111-37 - GY 111 Lecture Notes D. Haywick (2007-08) 1 GY 111...

Info iconThis preview shows pages 1–3. Sign up to view the full content.

View Full Document Right Arrow Icon
GY 111 Lecture Notes D. Haywick (2007-08) 1 GY 111 Lecture Note Series Faults Lecture Goals A) Fault terminology (recap of brittle deformation) B) Types of faults C) Faults on maps Reference: Press et al., 2004, Chapter 11; Grotzinger et al., 2007, Chapter 7; p 158-160 GY 111 Lab manual Chapter 7 A) Fault Terminology Last time we were discussing ductile deformation. Recall that this form of rock alteration results in folds. This time, we concentrate on the other type of permanent alteration; brittle deformation. Brittle deformation results in the breaking of rocks. It normally occurs in rocks that are near the surface of the Earth (and therefore in an environment of low confining pressure), or in rocks that are naturally strong and which therefore are less likely to "bend" (e.g., thick beds of quartz arenite sandstone, limestone or dolostone). Rocks that are prone to brittle deformation break when subjected to stress. When rocks break, one of 3 things can occur: 1) cracking/fracturing 2) jointing 3) faulting We've already discussed cracking/fracturing and jointing (at least as much as I think we need to in GY 111), but we really need to spend this lecture discussing faulting. Faulting occurs when there is movement along the plane of breakage induced by brittle deformation. This is an extremely important aspect of geology because the slippage is usually accompanied by the sudden release of "energy" which we call an earthquake . Earthquakes are one of the Earth's most destructive events with annual damage costs in the hundred of millions to billions of dollars. Even worse, hundreds to thousands of deaths per year can be directly linked to "slippage" along faults. We will devote an entire lecture to earthquakes very soon, but for today, I'd like to stick with just the geological "facts" about faults. Let's start with basic fault terminology. Consider the following block diagram cartoon:
Background image of page 1
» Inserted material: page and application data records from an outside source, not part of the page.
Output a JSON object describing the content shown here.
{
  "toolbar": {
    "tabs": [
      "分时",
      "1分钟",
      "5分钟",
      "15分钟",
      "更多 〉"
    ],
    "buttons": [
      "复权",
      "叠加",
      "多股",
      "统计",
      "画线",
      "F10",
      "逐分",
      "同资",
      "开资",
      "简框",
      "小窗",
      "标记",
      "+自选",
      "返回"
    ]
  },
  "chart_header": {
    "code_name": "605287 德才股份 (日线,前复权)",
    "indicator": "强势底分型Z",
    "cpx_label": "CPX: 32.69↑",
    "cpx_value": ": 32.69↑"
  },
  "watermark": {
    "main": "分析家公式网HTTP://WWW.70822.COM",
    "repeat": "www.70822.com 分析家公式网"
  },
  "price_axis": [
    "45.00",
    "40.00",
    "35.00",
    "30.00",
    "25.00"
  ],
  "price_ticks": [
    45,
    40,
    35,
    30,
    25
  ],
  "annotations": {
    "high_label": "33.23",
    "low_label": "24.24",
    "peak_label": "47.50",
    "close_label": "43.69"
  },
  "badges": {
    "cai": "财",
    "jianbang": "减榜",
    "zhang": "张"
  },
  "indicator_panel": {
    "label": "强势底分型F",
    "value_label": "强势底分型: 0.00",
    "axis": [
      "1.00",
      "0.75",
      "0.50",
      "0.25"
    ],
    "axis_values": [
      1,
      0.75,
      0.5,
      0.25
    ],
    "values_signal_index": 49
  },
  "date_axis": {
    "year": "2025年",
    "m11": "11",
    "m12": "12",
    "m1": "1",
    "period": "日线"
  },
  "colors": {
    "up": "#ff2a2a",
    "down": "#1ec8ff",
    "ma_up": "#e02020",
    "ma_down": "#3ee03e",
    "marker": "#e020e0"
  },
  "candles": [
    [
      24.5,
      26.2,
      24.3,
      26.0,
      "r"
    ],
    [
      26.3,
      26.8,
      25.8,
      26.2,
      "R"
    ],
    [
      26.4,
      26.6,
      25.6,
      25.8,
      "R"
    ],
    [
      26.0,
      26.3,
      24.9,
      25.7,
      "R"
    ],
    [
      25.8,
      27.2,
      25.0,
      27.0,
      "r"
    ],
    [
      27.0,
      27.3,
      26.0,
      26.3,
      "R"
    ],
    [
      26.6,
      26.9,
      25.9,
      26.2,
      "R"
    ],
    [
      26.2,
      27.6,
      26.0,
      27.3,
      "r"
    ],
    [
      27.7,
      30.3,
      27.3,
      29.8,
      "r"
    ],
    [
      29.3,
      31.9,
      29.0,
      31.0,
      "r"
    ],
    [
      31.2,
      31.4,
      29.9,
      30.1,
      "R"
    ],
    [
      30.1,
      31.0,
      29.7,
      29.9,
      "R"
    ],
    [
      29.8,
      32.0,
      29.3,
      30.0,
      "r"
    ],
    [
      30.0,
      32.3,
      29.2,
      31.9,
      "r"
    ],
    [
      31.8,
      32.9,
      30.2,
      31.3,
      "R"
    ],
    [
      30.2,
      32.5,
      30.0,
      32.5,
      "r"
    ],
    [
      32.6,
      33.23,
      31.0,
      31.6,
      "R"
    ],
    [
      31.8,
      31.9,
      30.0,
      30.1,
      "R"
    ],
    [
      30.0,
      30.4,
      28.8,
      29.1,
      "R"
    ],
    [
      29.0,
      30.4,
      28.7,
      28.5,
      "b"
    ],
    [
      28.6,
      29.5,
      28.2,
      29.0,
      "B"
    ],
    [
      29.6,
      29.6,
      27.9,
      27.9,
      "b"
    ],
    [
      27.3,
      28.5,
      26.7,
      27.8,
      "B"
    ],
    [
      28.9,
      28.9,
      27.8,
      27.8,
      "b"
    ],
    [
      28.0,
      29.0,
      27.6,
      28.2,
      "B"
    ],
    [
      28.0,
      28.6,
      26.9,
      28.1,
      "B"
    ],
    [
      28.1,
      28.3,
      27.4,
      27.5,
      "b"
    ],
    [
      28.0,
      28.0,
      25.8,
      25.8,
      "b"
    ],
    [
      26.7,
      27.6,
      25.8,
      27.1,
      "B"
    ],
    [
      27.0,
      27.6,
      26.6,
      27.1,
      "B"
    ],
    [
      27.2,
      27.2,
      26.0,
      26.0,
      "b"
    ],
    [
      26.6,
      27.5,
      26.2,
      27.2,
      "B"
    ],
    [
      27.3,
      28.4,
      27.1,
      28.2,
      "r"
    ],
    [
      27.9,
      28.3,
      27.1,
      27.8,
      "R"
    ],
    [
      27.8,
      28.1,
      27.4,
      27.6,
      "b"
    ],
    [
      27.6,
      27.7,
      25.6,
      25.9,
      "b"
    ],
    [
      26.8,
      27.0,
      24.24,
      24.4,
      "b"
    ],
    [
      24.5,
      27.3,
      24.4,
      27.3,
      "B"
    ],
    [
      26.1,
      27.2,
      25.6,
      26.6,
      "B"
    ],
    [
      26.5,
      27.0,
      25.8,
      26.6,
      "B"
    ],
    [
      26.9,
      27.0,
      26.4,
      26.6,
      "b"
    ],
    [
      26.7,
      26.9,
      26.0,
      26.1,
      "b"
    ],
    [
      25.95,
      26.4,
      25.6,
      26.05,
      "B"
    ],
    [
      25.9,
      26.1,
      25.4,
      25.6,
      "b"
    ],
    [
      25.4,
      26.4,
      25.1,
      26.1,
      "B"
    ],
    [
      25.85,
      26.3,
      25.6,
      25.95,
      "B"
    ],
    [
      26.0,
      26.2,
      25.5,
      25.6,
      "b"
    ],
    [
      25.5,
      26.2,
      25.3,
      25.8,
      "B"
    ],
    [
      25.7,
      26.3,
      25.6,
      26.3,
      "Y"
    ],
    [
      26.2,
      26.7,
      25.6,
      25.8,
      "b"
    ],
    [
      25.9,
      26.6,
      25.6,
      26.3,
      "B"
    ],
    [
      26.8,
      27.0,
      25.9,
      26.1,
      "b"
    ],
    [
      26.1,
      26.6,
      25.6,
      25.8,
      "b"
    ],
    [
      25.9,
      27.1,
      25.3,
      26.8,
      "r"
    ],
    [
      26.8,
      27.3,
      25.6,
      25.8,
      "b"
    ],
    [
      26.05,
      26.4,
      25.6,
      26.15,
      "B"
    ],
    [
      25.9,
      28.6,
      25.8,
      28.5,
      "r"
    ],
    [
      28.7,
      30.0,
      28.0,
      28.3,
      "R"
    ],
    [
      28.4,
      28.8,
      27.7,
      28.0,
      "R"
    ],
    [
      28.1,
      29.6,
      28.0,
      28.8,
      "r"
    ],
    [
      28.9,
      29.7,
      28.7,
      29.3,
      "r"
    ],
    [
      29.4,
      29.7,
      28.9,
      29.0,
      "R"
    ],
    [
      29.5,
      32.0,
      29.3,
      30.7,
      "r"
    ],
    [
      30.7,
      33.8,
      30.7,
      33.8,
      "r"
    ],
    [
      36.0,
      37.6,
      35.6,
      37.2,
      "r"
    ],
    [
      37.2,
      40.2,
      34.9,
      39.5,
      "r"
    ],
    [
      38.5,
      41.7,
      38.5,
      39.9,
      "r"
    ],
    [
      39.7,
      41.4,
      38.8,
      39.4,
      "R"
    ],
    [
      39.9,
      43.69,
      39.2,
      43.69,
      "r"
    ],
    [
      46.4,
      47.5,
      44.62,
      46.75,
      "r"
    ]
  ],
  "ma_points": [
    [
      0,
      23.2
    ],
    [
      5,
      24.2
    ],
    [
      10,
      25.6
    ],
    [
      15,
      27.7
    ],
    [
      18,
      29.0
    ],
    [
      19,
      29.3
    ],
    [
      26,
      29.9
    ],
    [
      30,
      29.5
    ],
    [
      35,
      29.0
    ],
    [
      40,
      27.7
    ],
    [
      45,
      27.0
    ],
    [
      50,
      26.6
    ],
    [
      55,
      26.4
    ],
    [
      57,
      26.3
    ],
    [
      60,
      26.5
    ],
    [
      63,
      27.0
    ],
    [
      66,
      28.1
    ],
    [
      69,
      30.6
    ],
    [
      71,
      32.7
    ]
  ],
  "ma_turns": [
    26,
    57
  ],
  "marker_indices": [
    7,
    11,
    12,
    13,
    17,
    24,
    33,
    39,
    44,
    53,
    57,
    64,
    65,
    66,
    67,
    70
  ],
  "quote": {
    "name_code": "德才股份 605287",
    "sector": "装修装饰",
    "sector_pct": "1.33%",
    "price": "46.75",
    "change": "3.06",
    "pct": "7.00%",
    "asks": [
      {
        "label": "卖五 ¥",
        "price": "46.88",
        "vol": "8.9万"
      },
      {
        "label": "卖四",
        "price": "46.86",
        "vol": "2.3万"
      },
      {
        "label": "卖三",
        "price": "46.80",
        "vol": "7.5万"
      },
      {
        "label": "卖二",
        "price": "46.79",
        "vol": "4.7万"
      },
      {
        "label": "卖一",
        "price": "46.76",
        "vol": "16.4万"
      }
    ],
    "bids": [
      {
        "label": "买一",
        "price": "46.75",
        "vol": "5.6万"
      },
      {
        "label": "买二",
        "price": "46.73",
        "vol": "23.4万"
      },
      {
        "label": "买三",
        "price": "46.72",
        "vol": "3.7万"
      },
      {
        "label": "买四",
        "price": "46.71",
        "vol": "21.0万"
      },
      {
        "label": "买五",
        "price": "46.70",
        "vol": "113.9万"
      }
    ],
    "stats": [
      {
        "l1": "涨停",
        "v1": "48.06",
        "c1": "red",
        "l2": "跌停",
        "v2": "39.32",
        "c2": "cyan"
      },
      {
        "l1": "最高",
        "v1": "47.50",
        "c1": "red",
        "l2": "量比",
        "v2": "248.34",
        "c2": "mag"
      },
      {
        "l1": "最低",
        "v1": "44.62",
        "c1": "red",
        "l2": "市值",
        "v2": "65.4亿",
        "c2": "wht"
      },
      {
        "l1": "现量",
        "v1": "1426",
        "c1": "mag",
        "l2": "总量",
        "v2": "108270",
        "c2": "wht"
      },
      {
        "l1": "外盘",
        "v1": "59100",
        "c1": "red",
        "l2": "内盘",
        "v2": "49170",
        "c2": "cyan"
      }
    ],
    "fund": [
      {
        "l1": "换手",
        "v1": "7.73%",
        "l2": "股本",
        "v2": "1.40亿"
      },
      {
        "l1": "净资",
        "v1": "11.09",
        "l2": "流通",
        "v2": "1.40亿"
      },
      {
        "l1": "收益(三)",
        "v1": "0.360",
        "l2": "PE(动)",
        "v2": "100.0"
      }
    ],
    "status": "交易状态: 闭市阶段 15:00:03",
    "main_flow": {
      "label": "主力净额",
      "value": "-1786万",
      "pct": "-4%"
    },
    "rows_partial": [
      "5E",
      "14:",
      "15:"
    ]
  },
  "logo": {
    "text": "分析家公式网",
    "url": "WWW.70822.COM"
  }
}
Info iconThis preview has intentionally blurred sections. Sign up to view the full version.

View Full DocumentRight Arrow Icon
GY 111 Lecture Notes D. Haywick (2007-08) 2 The first of the block diagrams shows a tranquil scene near a farmhouse in the middle of no where. The only excitement here is when the 9:15 express train passes by the farmhouse. But there is something stirring beneath the surface of the Earth. A crack (actually a plane of fracture) lies close to the farmhouse and underlies the railroad. Here, tensional stress is building up. All rocks have a certain amount of elasticity to them. Moreover, they are rather resistant to stress. You have to overcome inertia and friction along the plane of fracture before there is movement. This is true for all earthquakes; they only occur when the force of stress overcomes the forces of elasticity, friction and inertia. When it occurs (and eventually it will), there will be a sudden release of all the built up "energy" and movement will occur along the plane of fracture (now called the fault plane ). The point on the fault plane where the initial movement occurred is where most of the "energy" appears to radiate from. This is called the earthquake
Background image of page 2
Image of page 3
This is the end of the preview. Sign up to access the rest of the document.

This note was uploaded on 02/04/2012 for the course GLY 111 taught by Professor Haywick during the Fall '11 term at S. Alabama.

Page1 / 7

111-37 - GY 111 Lecture Notes D. Haywick (2007-08) 1 GY 111...

This preview shows document pages 1 - 3. Sign up to view the full document.

View Full Document Right Arrow Icon
Ask a homework question - tutors are online